There are a lot of food labels out there; it's tough for the government to keep track of them much less the consumer. Here is what you need to know to make an informed decision when buying groceries.

Organic Requirements

According to the USDA website, "USDA certified organic foods are grown and processed according to federal guidelines addressing, among many factors, soil quality, animal raising practices, pest and weed control, and use of additives. Organic producers rely on natural substances and physical, mechanical, or biologically based farming methods to the fullest extent possible."

A package can use several different labels that mean different things.

For example, "made with organic ingredients" means the product is made with at least 70% organic ingredients. The remaining ingredients which are not organic could include substances which would not be allowed under the organic seal. However, they still cannot use prohibited practices (such as genetic engineering). Genetic modification is strictly prohibited when feeding organic livestock.

What is a GMO (Genetically Modified Organisms)?


Genetically modified organisms (GMOs) have genetically modified material (DNA) that is altered in a way that does not occur naturally.

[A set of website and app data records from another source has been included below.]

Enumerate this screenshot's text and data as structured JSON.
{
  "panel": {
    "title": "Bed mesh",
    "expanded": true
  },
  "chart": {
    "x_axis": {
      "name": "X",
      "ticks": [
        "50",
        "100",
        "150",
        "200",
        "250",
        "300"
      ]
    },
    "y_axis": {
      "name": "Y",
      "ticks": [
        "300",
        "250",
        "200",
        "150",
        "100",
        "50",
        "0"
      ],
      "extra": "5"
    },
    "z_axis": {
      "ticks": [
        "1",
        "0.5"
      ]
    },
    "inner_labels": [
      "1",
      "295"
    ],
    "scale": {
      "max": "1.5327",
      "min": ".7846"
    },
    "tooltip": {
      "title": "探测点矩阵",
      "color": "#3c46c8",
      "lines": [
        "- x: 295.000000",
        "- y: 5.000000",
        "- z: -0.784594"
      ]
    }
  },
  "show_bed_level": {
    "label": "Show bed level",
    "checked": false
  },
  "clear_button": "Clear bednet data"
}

This consists of taking the desired trait of one organism, isolating it genetically, and adding it to another organism so that the second organism obtains the desired trait.

An example of this is genetically modified sorghum which has been altered to have higher levels of Vitamin A. The sorghum project was intended for sub-Sahara Africa, where many vitamin and mineral deficiencies are common. They chose sorghum because it handles their weather and is already frequently consumed. They then altered it to have more Vitamin A, thereby preventing Vitamin A deficiencies in that population. However, there are many concerns about the safety of such an endeavor.

For example, if the organism that the first trait is acquired from is allergenic or harmful to some people, that could be a concern if it were to provoke an allergenic response. Another matter is decreasing biodiversity from growing the same crops over and over, this also affects the diversity of wildlife in the areas where the crops are raised. In general, many consumers worry about the long-term implications of messing with an organisms genetic code.

What you may not know is that GMO's are found in an estimated 80% of packaged goods. Most common GMOs in the US are corn, soy, sugar beets, and cotton. These foods are responsible for producing an enormous variety of products. Common ingredients such as glucose, lecithin, and maltodextrin are found in all kinds of packaged foods. Since the US doesn't require GMO labeling, you may be surprised to learn that is highly likely those ingredients are sourced from GMO plants.

If you do not want to consume GMO's, then you can purchase organic foods or look for foods labeled non-GMO. Just know that food that is marked non-GMO is not necessarily organic. While a food labeled, USDA certified organic will be non-GMO. Labeling can be extremely confusing. The one big piece of advice is to read the label.




1 Comment
ModernCook
Melanie Johnson - Feb 7, 2018
"Labeling can be extremely confusing. The one big piece of advice is to read the label." lol. That needs some clarification, don't you think?